How Much Biotin Do You Need to Consume and Its Benefits
Biotin is a water-soluble vitamin, which means that the body does not store it, so it is needed every day. Although it is synthesized in the body, biotin is worth getting with or without food supplements. Biotin is often referred to as a "beauty vitamin" because its benefits to hair, skin, and nails are undeniable. It is indispensable for those suffering from hair loss, brittle, flaky nails, and dry skin.
How Much Biotin Do You Need to Consume?
The ideal amount of biotin consumed depends on several criteria, such as
- Your age,
- Your health, &
- Your lifestyle.
Although the recommended daily dose has not been established and you can find different views on this in different sources, adults are generally advised to take 10 to 20 mg, and some clinical studies show that extremely brittle nails can take about 25 mg of biotin per day.
Biotin supplements for the child should only be prescribed by a doctor, it is not recommended to give biotin supplements to the child at his / her own discretion.
Biotin is produced in the body, so its avitaminosis is quite rare. The lack of biotin in the body can be suspected from the following symptoms:
- rolling hair, loss of hair color;
- a red rash around the eyes, nose, mouth, or genitals;
- discomfort, tingling in the hands and feet;
- abnormal fat distribution.
For some individuals, biotin deficiency may be significantly greater, such as:
- Biotin supplementation is required for those consuming alcohol in excess of the recommended limits because alcohol reduces biotin levels.

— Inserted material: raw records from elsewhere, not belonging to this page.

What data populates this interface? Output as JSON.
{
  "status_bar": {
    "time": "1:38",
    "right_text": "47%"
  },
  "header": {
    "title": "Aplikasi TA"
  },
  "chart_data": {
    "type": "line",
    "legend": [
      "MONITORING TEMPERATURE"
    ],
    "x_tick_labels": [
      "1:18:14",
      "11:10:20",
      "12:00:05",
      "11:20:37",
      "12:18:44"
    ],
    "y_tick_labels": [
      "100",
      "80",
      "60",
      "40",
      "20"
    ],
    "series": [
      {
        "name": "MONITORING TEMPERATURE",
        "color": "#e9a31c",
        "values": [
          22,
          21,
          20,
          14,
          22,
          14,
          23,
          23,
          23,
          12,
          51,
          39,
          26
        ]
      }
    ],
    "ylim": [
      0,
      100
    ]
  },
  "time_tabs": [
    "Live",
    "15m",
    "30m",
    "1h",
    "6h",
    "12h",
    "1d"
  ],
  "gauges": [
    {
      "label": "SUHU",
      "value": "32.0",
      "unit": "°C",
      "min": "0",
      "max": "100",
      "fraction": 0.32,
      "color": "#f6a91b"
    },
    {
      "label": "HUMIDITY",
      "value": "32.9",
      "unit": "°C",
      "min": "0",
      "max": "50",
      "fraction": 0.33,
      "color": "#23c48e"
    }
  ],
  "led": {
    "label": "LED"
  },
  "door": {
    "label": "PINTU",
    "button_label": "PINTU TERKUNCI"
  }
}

- Cigarette smoke increases biotin deficiency, so smokers could consume it in addition.
- Long-term use of antibiotics can prevent the development of the good bacteria needed to synthesize biotin in the gut.
- Professional athletes and otherwise intense athletes may notice signs of biotin deficiency, so they will feel fatigued and lack energy more quickly.
Sources of Biotin
In the body, biotin is produced by certain bacteria that live in the small and large intestines. But if you want to get extra biotin with food, eat egg yolks, liver, soy, cheese, broccoli, mushrooms, bananas, peanuts, oatmeal.
Effective protection against biotin deficiency and quality biotin food supplements. You can take it as a single vitamin supplement or a B-vitamin complex that will contain vitamin B7.
What are the Benefits of Biotin?
- Benefits On Your Skin
Biotin helps break down fatty acids, which are distributed to various organs, including the skin. These fatty acids play a protective role and protect the skin from harmful effects, dehydration, help maintain the optimal moisture balance of the skin, and prevent itching caused by dry skin. Biotin is also needed to treat dehydrated scalp and dandruff.
- Benefits For Your Cells
Biotin helps metabolize fats and carbohydrates and breaks down proteins into amino acids. This ensures that the body uses all the nutrients it receives from food to produce energy for cell growth. Therefore, if your body is deficient in biotin, it is likely that you will feel tired, lack energy.
- Benefits For People with Diabetes
Biotin is important for keeping blood sugar levels constant. This vitamin contributes significantly to the stabilization of blood sugar in patients with type I and types II diabetes.
- Benefits for Your Hair
Biotin is also called vitamin H. This vitamin helps nourish hair follicles, maintains hair structure, and helps prevent hair breakage and loss. For men, biotin was used to make the beard thicker.
- Benefits In Patients with Multiple Sclerosis (Steffining of Tissue)
High doses of biotin may be beneficial in the progression of multiple sclerosis, as this vitamin contributes to cell production and has a positive effect on the nervous system. One one-year study included 154 patients with secondary or primary progressive multiple sclerosis. The study revealed that daily administration of 300 mg biotin improved clinical symptoms by as much as 91%. study participants. There is little research on the links between biotin and multiple sclerosis, and research on this topic is ongoing.
© 2020 Deepesh Devarajan